--Yeni Raki (Turkey)
Raki, part of Turkey’s tradition for at least 500 years, differs from rakija mentioned previously. At Agora Restaurant in Washington, D.C., a table service with Yeni Raki includes carafes of chilled water and ice, served alongside main course dishes like grilled whole branzino, a European seabass. Yeni Raki is distilled from raisins (raki can also be made from grapes) and, importantly, infused with aniseed. When mixed with water or ice as is standard, the spirit transforms from a clear distillate into a milky white nectar (an effect called louche, similar to what happens with absinthe). (45% alc/vol; Distiller: Mey Icki.)



Finally, we celebrate with a sparkling wine that can be opened by any of your favorite Machine Era wallets, bottle openers, or Key Square. Yep -- that means you can use your Machine Era bottle openers to pop bottles without fear of putting out your grandma‘s eye. We’re keeping it real this year and focusing on one delicious sparkling wine find:

La Bulle du Facteur “Petillant Naturel” ($25)

In July 2010, at Cyrus Restaurant, the Michelin two-star restaurant in Healdsburg, Ca. (closed), I had a bottle of Champagne from producer Ulysse Collin. Very few bottles of sparkling wine can be so bone dry while maintaining the perception of sweetness derived entirely from the texture in and concentration of the wine.
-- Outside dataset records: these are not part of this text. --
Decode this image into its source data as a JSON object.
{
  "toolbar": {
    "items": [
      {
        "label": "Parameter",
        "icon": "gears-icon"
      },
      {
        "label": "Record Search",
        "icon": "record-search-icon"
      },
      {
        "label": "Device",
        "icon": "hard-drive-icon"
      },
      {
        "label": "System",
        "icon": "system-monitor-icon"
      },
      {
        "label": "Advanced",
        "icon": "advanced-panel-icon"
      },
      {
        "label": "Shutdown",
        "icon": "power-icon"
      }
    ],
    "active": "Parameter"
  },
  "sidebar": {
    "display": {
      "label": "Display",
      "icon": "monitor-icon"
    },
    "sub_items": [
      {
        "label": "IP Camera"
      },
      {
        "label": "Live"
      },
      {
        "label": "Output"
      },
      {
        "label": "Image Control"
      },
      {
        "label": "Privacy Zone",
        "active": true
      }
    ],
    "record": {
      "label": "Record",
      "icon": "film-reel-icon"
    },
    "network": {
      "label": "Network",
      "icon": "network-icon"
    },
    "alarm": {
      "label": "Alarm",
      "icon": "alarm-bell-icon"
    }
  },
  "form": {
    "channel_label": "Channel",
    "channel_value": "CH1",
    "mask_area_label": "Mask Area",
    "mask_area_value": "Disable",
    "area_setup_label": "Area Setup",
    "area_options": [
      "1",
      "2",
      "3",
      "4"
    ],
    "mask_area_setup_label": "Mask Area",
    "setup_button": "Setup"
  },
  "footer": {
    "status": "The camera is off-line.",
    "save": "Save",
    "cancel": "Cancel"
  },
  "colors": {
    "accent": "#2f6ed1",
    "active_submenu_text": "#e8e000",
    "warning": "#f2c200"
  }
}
It was a great bottle.

Since then, I’ve been on the hunt for a bottle of sparkling wine as good but less costly. A friend at Williams Corner Wine in Charlottesville, Virginia, passed along a bottle of La Bulle du Facteur “Petillant Naturel” from Domaine du Facteur.
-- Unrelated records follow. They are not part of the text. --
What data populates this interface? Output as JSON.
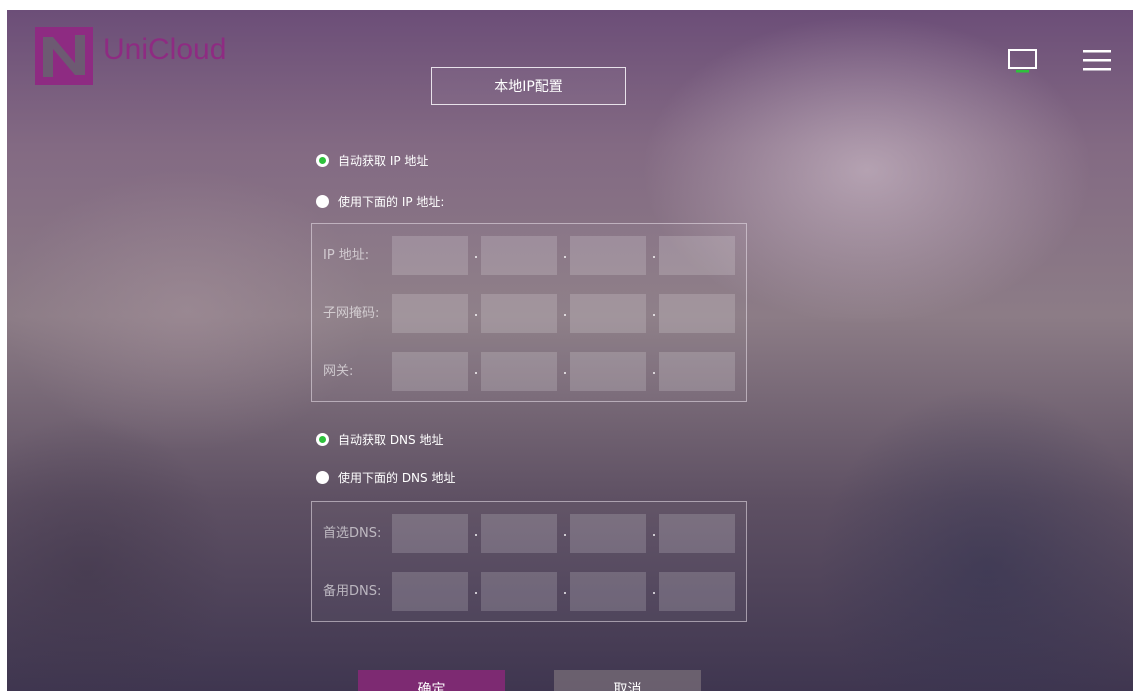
{
  "brand": {
    "name": "UniCloud",
    "color": "#8e2b82"
  },
  "header": {
    "title": "本地IP配置",
    "icons": [
      "display-icon",
      "menu-icon"
    ]
  },
  "ip": {
    "auto_label": "自动获取 IP 地址",
    "manual_label": "使用下面的 IP 地址:",
    "mode": "auto",
    "fields": [
      {
        "label": "IP 地址:"
      },
      {
        "label": "子网掩码:"
      },
      {
        "label": "网关:"
      }
    ]
  },
  "dns": {
    "auto_label": "自动获取 DNS 地址",
    "manual_label": "使用下面的 DNS 地址",
    "mode": "auto",
    "fields": [
      {
        "label": "首选DNS:"
      },
      {
        "label": "备用DNS:"
      }
    ]
  },
  "buttons": {
    "confirm": "确定",
    "cancel": "取消"
  },
  "colors": {
    "accent": "#7d2a72",
    "radio_checked": "#2ec13c"
  }
}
La Bulle du Facteur is not a Champagne. It doesn't have a cork. It is made from Chenin Blanc and not even made in the same way Champagne is. It's a "Pet-Nat," or Petillant Naturel, which means that a single fermentation occurs to produce both the wine and the bubbles inside the wine. When the fermentation begins, wine is transferred into the bottle it will be finished within. The result is a softer, lower-pressure sparkling wine. This means more versatility and softer bubbles.

La Bulle du Facteur “Petillant Naturel” happens to be one of the purest, most texturally interesting glasses of sparkling wine I’ve had since 2010, with golden richness, silky edges, and a pure, slightly vegetal, dry finish. It's going to be the best glass of sparkling you’ll have this year.

So, from all of us here at Machine Era, we raise our glass to you and wish the best of celebrations in 2016. To new experiences in 2017. Cheers.
Brad Pace is part sommelier, part writer, and part epicurean guide. He has a passion for good food, good beverages, and good time spent with people. Most importantly to us, he is a strong friend to the Machine Era team.